Element data from apps and pages:
◇ ◇ ◇

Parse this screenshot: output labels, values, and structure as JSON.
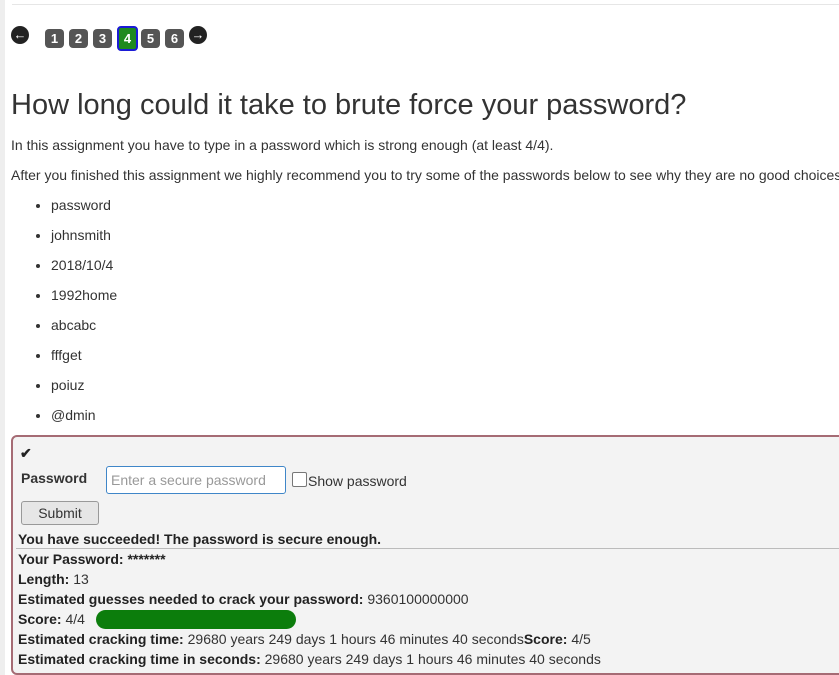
{
  "pagination": {
    "prev_icon": "arrow-left-circle-icon",
    "next_icon": "arrow-right-circle-icon",
    "pages": [
      "1",
      "2",
      "3",
      "4",
      "5",
      "6"
    ],
    "current_page": "4"
  },
  "assignment": {
    "title": "How long could it take to brute force your password?",
    "intro": "In this assignment you have to type in a password which is strong enough (at least 4/4).",
    "recommendation": "After you finished this assignment we highly recommend you to try some of the passwords below to see why they are no good choices",
    "example_passwords": [
      "password",
      "johnsmith",
      "2018/10/4",
      "1992home",
      "abcabc",
      "fffget",
      "poiuz",
      "@dmin"
    ]
  },
  "form": {
    "status_icon": "checkmark-icon",
    "password_label": "Password",
    "password_placeholder": "Enter a secure password",
    "password_value": "",
    "show_password_label": "Show password",
    "show_password_checked": false,
    "submit_label": "Submit"
  },
  "result": {
    "message": "You have succeeded! The password is secure enough.",
    "your_password_label": "Your Password:",
    "your_password_value": "*******",
    "length_label": "Length:",
    "length_value": "13",
    "guesses_label": "Estimated guesses needed to crack your password:",
    "guesses_value": "9360100000000",
    "score_label": "Score:",
    "score_value": "4/4",
    "score_fraction": 1.0,
    "score_color": "#0c7d0c",
    "cracking_time_label": "Estimated cracking time:",
    "cracking_time_value": "29680 years 249 days 1 hours 46 minutes 40 seconds",
    "score_inline_label": "Score:",
    "score_inline_value": "4/5",
    "cracking_seconds_label": "Estimated cracking time in seconds:",
    "cracking_seconds_value": "29680 years 249 days 1 hours 46 minutes 40 seconds"
  },
  "colors": {
    "current_page_bg": "#1e8a1e",
    "current_page_border": "#1b1bd6",
    "page_bg": "#555555",
    "panel_border": "#a56b74"
  }
}
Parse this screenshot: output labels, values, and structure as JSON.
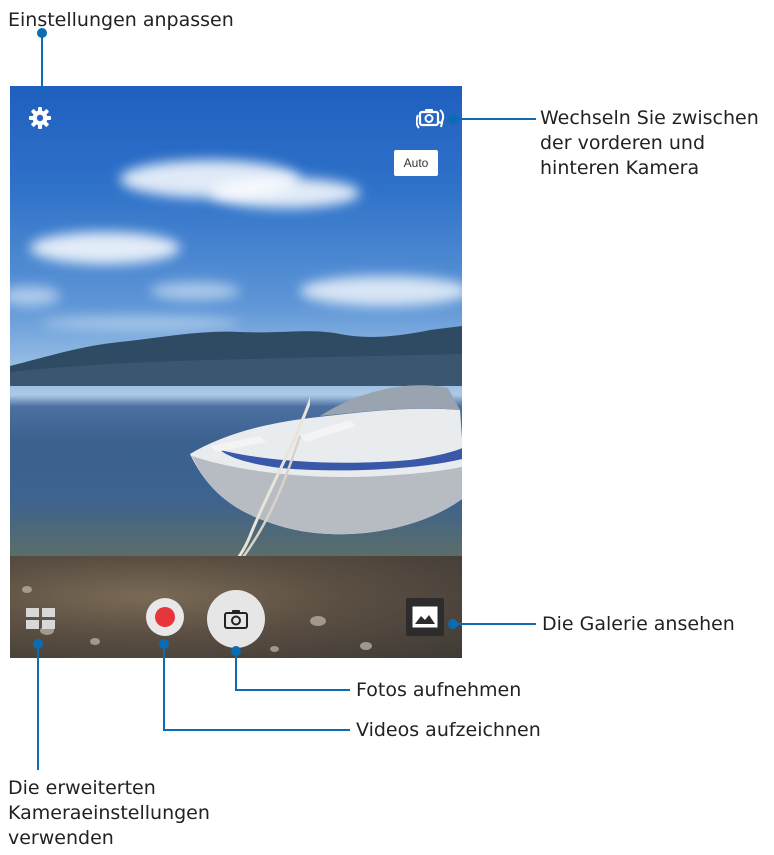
{
  "annotations": {
    "settings": "Einstellungen anpassen",
    "switch_camera": [
      "Wechseln Sie zwischen",
      "der vorderen und",
      "hinteren Kamera"
    ],
    "gallery": "Die Galerie ansehen",
    "photo": "Fotos aufnehmen",
    "video": "Videos aufzeichnen",
    "advanced": [
      "Die erweiterten",
      "Kameraeinstellungen",
      "verwenden"
    ]
  },
  "camera": {
    "mode_button_label": "Auto",
    "icons": {
      "settings": "gear-icon",
      "switch_camera": "switch-camera-icon",
      "advanced_settings": "grid-mode-icon",
      "record": "record-icon",
      "shutter": "camera-icon",
      "gallery": "gallery-icon"
    }
  },
  "colors": {
    "callout_line": "#0b6cb3",
    "record_dot": "#e8343b"
  }
}
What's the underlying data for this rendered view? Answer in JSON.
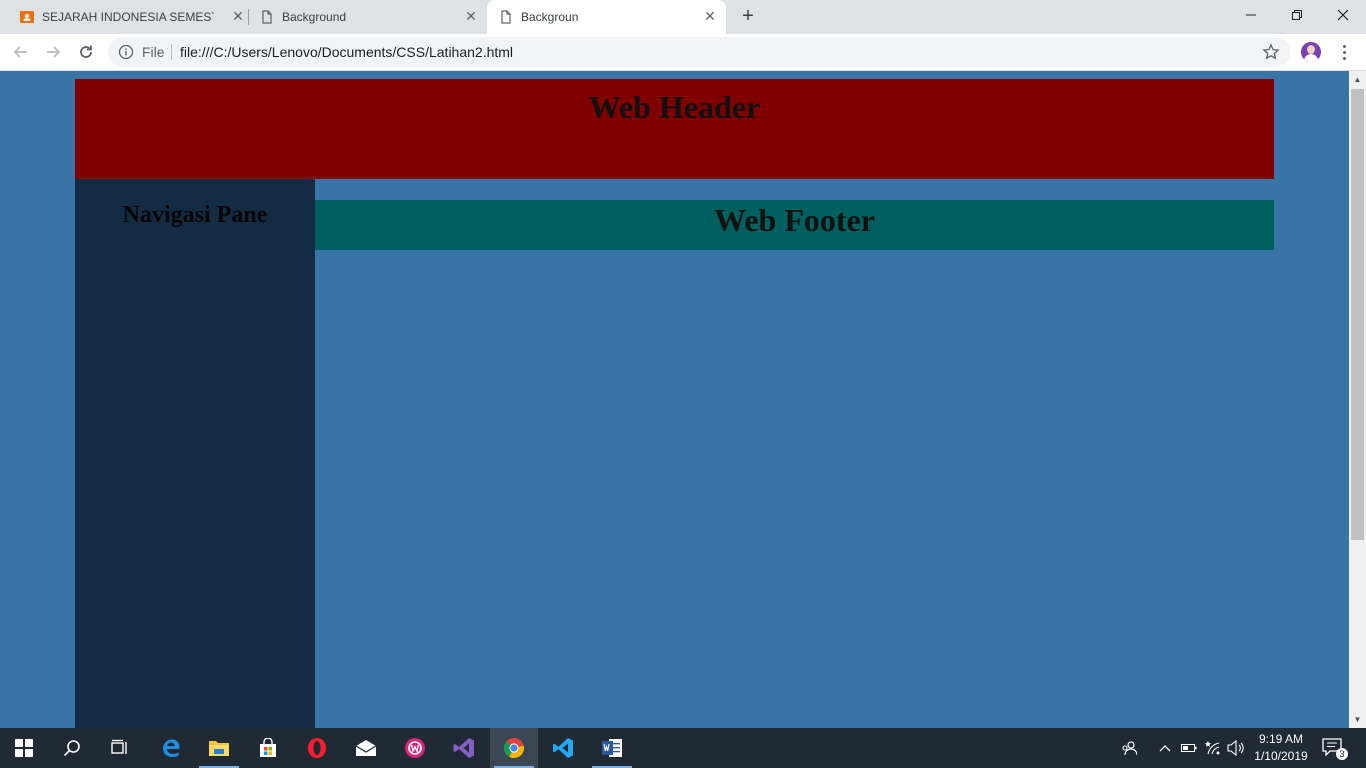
{
  "browser": {
    "tabs": [
      {
        "title": "SEJARAH INDONESIA SEMESTER",
        "icon": "classroom-icon",
        "active": false
      },
      {
        "title": "Background",
        "icon": "page-icon",
        "active": false
      },
      {
        "title": "Backgroun",
        "icon": "page-icon",
        "active": true
      }
    ],
    "new_tab_label": "+",
    "address": {
      "scheme_label": "File",
      "url": "file:///C:/Users/Lenovo/Documents/CSS/Latihan2.html"
    }
  },
  "page": {
    "header_text": "Web Header",
    "nav_text": "Navigasi Pane",
    "footer_text": "Web Footer",
    "colors": {
      "background": "#3874a5",
      "header": "#800000",
      "nav": "#142b44",
      "footer": "#006060"
    }
  },
  "taskbar": {
    "apps": [
      "start-icon",
      "search-icon",
      "task-view-icon",
      "edge-icon",
      "file-explorer-icon",
      "store-icon",
      "opera-icon",
      "mail-icon",
      "wamp-icon",
      "visual-studio-icon",
      "chrome-icon",
      "vscode-icon",
      "word-icon"
    ],
    "active_app": "chrome-icon",
    "time": "9:19 AM",
    "date": "1/10/2019",
    "notification_count": "3"
  }
}
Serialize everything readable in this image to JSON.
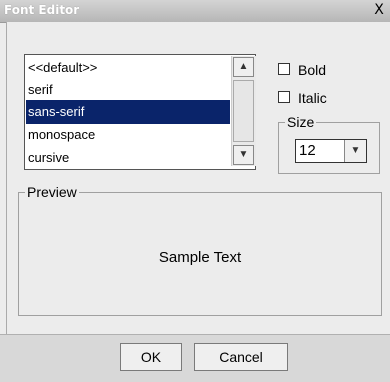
{
  "window": {
    "title": "Font Editor",
    "close_glyph": "X"
  },
  "font_list": {
    "items": [
      "<<default>>",
      "serif",
      "sans-serif",
      "monospace",
      "cursive"
    ],
    "selected": "sans-serif",
    "scroll_up_glyph": "▲",
    "scroll_down_glyph": "▼"
  },
  "style": {
    "bold_label": "Bold",
    "italic_label": "Italic",
    "bold_checked": false,
    "italic_checked": false
  },
  "size": {
    "group_label": "Size",
    "value": "12",
    "arrow_glyph": "▼"
  },
  "preview": {
    "group_label": "Preview",
    "sample_text": "Sample Text"
  },
  "buttons": {
    "ok_label": "OK",
    "cancel_label": "Cancel"
  },
  "colors": {
    "selection": "#0a246a",
    "titlebar": "#c4c4c4"
  }
}
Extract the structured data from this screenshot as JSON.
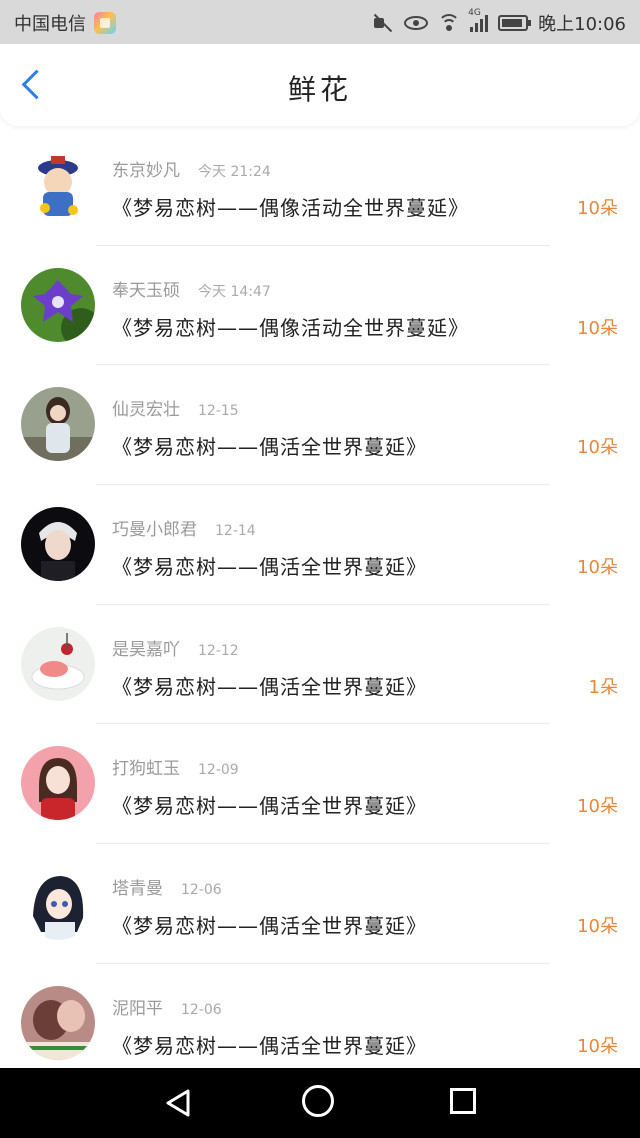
{
  "status_bar": {
    "carrier": "中国电信",
    "network": "4G",
    "time": "晚上10:06"
  },
  "header": {
    "title": "鲜花"
  },
  "gifts": [
    {
      "name": "东京妙凡",
      "time": "今天 21:24",
      "text": "《梦易恋树——偶像活动全世界蔓延》",
      "amount": "10朵"
    },
    {
      "name": "奉天玉硕",
      "time": "今天 14:47",
      "text": "《梦易恋树——偶像活动全世界蔓延》",
      "amount": "10朵"
    },
    {
      "name": "仙灵宏壮",
      "time": "12-15",
      "text": "《梦易恋树——偶活全世界蔓延》",
      "amount": "10朵"
    },
    {
      "name": "巧曼小郎君",
      "time": "12-14",
      "text": "《梦易恋树——偶活全世界蔓延》",
      "amount": "10朵"
    },
    {
      "name": "是昊嘉吖",
      "time": "12-12",
      "text": "《梦易恋树——偶活全世界蔓延》",
      "amount": "1朵"
    },
    {
      "name": "打狗虹玉",
      "time": "12-09",
      "text": "《梦易恋树——偶活全世界蔓延》",
      "amount": "10朵"
    },
    {
      "name": "塔青曼",
      "time": "12-06",
      "text": "《梦易恋树——偶活全世界蔓延》",
      "amount": "10朵"
    },
    {
      "name": "泥阳平",
      "time": "12-06",
      "text": "《梦易恋树——偶活全世界蔓延》",
      "amount": "10朵"
    }
  ],
  "colors": {
    "accent_blue": "#2e7ee8",
    "amount_orange": "#e8873a"
  }
}
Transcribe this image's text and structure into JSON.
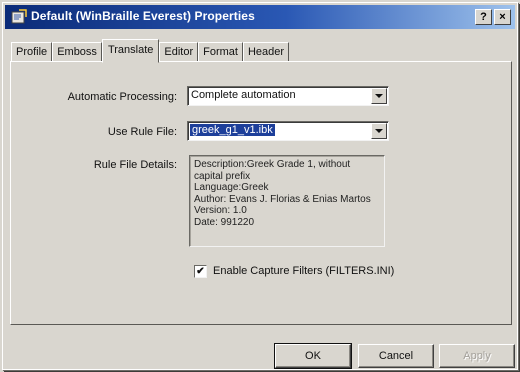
{
  "window": {
    "title": "Default (WinBraille Everest) Properties",
    "help_button": "?",
    "close_button": "×"
  },
  "tabs": [
    {
      "label": "Profile",
      "active": false
    },
    {
      "label": "Emboss",
      "active": false
    },
    {
      "label": "Translate",
      "active": true
    },
    {
      "label": "Editor",
      "active": false
    },
    {
      "label": "Format",
      "active": false
    },
    {
      "label": "Header",
      "active": false
    }
  ],
  "form": {
    "automatic_processing_label": "Automatic Processing:",
    "automatic_processing_value": "Complete automation",
    "use_rule_file_label": "Use Rule File:",
    "use_rule_file_value": "greek_g1_v1.ibk",
    "rule_file_details_label": "Rule File Details:",
    "rule_file_details_lines": [
      "Description:Greek Grade 1, without",
      "capital prefix",
      "Language:Greek",
      "Author: Evans J. Florias & Enias Martos",
      "Version: 1.0",
      "Date: 991220"
    ],
    "capture_filters_label": "Enable Capture Filters (FILTERS.INI)",
    "capture_filters_checked": true
  },
  "buttons": {
    "ok": "OK",
    "cancel": "Cancel",
    "apply": "Apply"
  },
  "colors": {
    "titlebar_start": "#0b2b78",
    "titlebar_end": "#9ec2ec",
    "selection": "#1d3f9a",
    "face": "#d9d6cf"
  },
  "icons": {
    "title": "application-icon",
    "dropdown": "chevron-down-icon",
    "check": "checkmark-icon"
  }
}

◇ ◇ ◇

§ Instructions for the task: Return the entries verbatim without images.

§ Response:
Parse this screenshot: output labels, values, and structure as JSON.
{
  "pagination": {
    "prev_icon": "arrow-left-circle-icon",
    "next_icon": "arrow-right-circle-icon",
    "pages": [
      "1",
      "2",
      "3",
      "4",
      "5",
      "6"
    ],
    "current_page": "4"
  },
  "assignment": {
    "title": "How long could it take to brute force your password?",
    "intro": "In this assignment you have to type in a password which is strong enough (at least 4/4).",
    "recommendation": "After you finished this assignment we highly recommend you to try some of the passwords below to see why they are no good choices",
    "example_passwords": [
      "password",
      "johnsmith",
      "2018/10/4",
      "1992home",
      "abcabc",
      "fffget",
      "poiuz",
      "@dmin"
    ]
  },
  "form": {
    "status_icon": "checkmark-icon",
    "password_label": "Password",
    "password_placeholder": "Enter a secure password",
    "password_value": "",
    "show_password_label": "Show password",
    "show_password_checked": false,
    "submit_label": "Submit"
  },
  "result": {
    "message": "You have succeeded! The password is secure enough.",
    "your_password_label": "Your Password:",
    "your_password_value": "*******",
    "length_label": "Length:",
    "length_value": "13",
    "guesses_label": "Estimated guesses needed to crack your password:",
    "guesses_value": "9360100000000",
    "score_label": "Score:",
    "score_value": "4/4",
    "score_fraction": 1.0,
    "score_color": "#0c7d0c",
    "cracking_time_label": "Estimated cracking time:",
    "cracking_time_value": "29680 years 249 days 1 hours 46 minutes 40 seconds",
    "score_inline_label": "Score:",
    "score_inline_value": "4/5",
    "cracking_seconds_label": "Estimated cracking time in seconds:",
    "cracking_seconds_value": "29680 years 249 days 1 hours 46 minutes 40 seconds"
  },
  "colors": {
    "current_page_bg": "#1e8a1e",
    "current_page_border": "#1b1bd6",
    "page_bg": "#555555",
    "panel_border": "#a56b74"
  }
}
Parse this screenshot: output labels, values, and structure as JSON.
{
  "annotations": {
    "settings": "Einstellungen anpassen",
    "switch_camera": [
      "Wechseln Sie zwischen",
      "der vorderen und",
      "hinteren Kamera"
    ],
    "gallery": "Die Galerie ansehen",
    "photo": "Fotos aufnehmen",
    "video": "Videos aufzeichnen",
    "advanced": [
      "Die erweiterten",
      "Kameraeinstellungen",
      "verwenden"
    ]
  },
  "camera": {
    "mode_button_label": "Auto",
    "icons": {
      "settings": "gear-icon",
      "switch_camera": "switch-camera-icon",
      "advanced_settings": "grid-mode-icon",
      "record": "record-icon",
      "shutter": "camera-icon",
      "gallery": "gallery-icon"
    }
  },
  "colors": {
    "callout_line": "#0b6cb3",
    "record_dot": "#e8343b"
  }
}
What's the underlying data for this rendered view? Answer in JSON.
{
  "browser": {
    "tabs": [
      {
        "title": "SEJARAH INDONESIA SEMESTER",
        "icon": "classroom-icon",
        "active": false
      },
      {
        "title": "Background",
        "icon": "page-icon",
        "active": false
      },
      {
        "title": "Backgroun",
        "icon": "page-icon",
        "active": true
      }
    ],
    "new_tab_label": "+",
    "address": {
      "scheme_label": "File",
      "url": "file:///C:/Users/Lenovo/Documents/CSS/Latihan2.html"
    }
  },
  "page": {
    "header_text": "Web Header",
    "nav_text": "Navigasi Pane",
    "footer_text": "Web Footer",
    "colors": {
      "background": "#3874a5",
      "header": "#800000",
      "nav": "#142b44",
      "footer": "#006060"
    }
  },
  "taskbar": {
    "apps": [
      "start-icon",
      "search-icon",
      "task-view-icon",
      "edge-icon",
      "file-explorer-icon",
      "store-icon",
      "opera-icon",
      "mail-icon",
      "wamp-icon",
      "visual-studio-icon",
      "chrome-icon",
      "vscode-icon",
      "word-icon"
    ],
    "active_app": "chrome-icon",
    "time": "9:19 AM",
    "date": "1/10/2019",
    "notification_count": "3"
  }
}
Serialize everything readable in this image to JSON.
{
  "window": {
    "title": "Font Editor",
    "close_glyph": "X"
  },
  "font_list": {
    "items": [
      "<<default>>",
      "serif",
      "sans-serif",
      "monospace",
      "cursive"
    ],
    "selected": "sans-serif",
    "scroll_up_glyph": "▲",
    "scroll_down_glyph": "▼"
  },
  "style": {
    "bold_label": "Bold",
    "italic_label": "Italic",
    "bold_checked": false,
    "italic_checked": false
  },
  "size": {
    "group_label": "Size",
    "value": "12",
    "arrow_glyph": "▼"
  },
  "preview": {
    "group_label": "Preview",
    "sample_text": "Sample Text"
  },
  "buttons": {
    "ok_label": "OK",
    "cancel_label": "Cancel"
  },
  "colors": {
    "selection": "#0a246a",
    "titlebar": "#c4c4c4"
  }
}
Extract the structured data from this screenshot as JSON.
{
  "status_bar": {
    "carrier": "中国电信",
    "network": "4G",
    "time": "晚上10:06"
  },
  "header": {
    "title": "鲜花"
  },
  "gifts": [
    {
      "name": "东京妙凡",
      "time": "今天 21:24",
      "text": "《梦易恋树——偶像活动全世界蔓延》",
      "amount": "10朵"
    },
    {
      "name": "奉天玉硕",
      "time": "今天 14:47",
      "text": "《梦易恋树——偶像活动全世界蔓延》",
      "amount": "10朵"
    },
    {
      "name": "仙灵宏壮",
      "time": "12-15",
      "text": "《梦易恋树——偶活全世界蔓延》",
      "amount": "10朵"
    },
    {
      "name": "巧曼小郎君",
      "time": "12-14",
      "text": "《梦易恋树——偶活全世界蔓延》",
      "amount": "10朵"
    },
    {
      "name": "是昊嘉吖",
      "time": "12-12",
      "text": "《梦易恋树——偶活全世界蔓延》",
      "amount": "1朵"
    },
    {
      "name": "打狗虹玉",
      "time": "12-09",
      "text": "《梦易恋树——偶活全世界蔓延》",
      "amount": "10朵"
    },
    {
      "name": "塔青曼",
      "time": "12-06",
      "text": "《梦易恋树——偶活全世界蔓延》",
      "amount": "10朵"
    },
    {
      "name": "泥阳平",
      "time": "12-06",
      "text": "《梦易恋树——偶活全世界蔓延》",
      "amount": "10朵"
    }
  ],
  "colors": {
    "accent_blue": "#2e7ee8",
    "amount_orange": "#e8873a"
  }
}
Transcribe this image's text and structure into JSON.
{
  "window": {
    "title": "Default (WinBraille Everest) Properties",
    "help_button": "?",
    "close_button": "×"
  },
  "tabs": [
    {
      "label": "Profile",
      "active": false
    },
    {
      "label": "Emboss",
      "active": false
    },
    {
      "label": "Translate",
      "active": true
    },
    {
      "label": "Editor",
      "active": false
    },
    {
      "label": "Format",
      "active": false
    },
    {
      "label": "Header",
      "active": false
    }
  ],
  "form": {
    "automatic_processing_label": "Automatic Processing:",
    "automatic_processing_value": "Complete automation",
    "use_rule_file_label": "Use Rule File:",
    "use_rule_file_value": "greek_g1_v1.ibk",
    "rule_file_details_label": "Rule File Details:",
    "rule_file_details_lines": [
      "Description:Greek Grade 1, without",
      "capital prefix",
      "Language:Greek",
      "Author: Evans J. Florias & Enias Martos",
      "Version: 1.0",
      "Date: 991220"
    ],
    "capture_filters_label": "Enable Capture Filters (FILTERS.INI)",
    "capture_filters_checked": true
  },
  "buttons": {
    "ok": "OK",
    "cancel": "Cancel",
    "apply": "Apply"
  },
  "colors": {
    "titlebar_start": "#0b2b78",
    "titlebar_end": "#9ec2ec",
    "selection": "#1d3f9a",
    "face": "#d9d6cf"
  },
  "icons": {
    "title": "application-icon",
    "dropdown": "chevron-down-icon",
    "check": "checkmark-icon"
  }
}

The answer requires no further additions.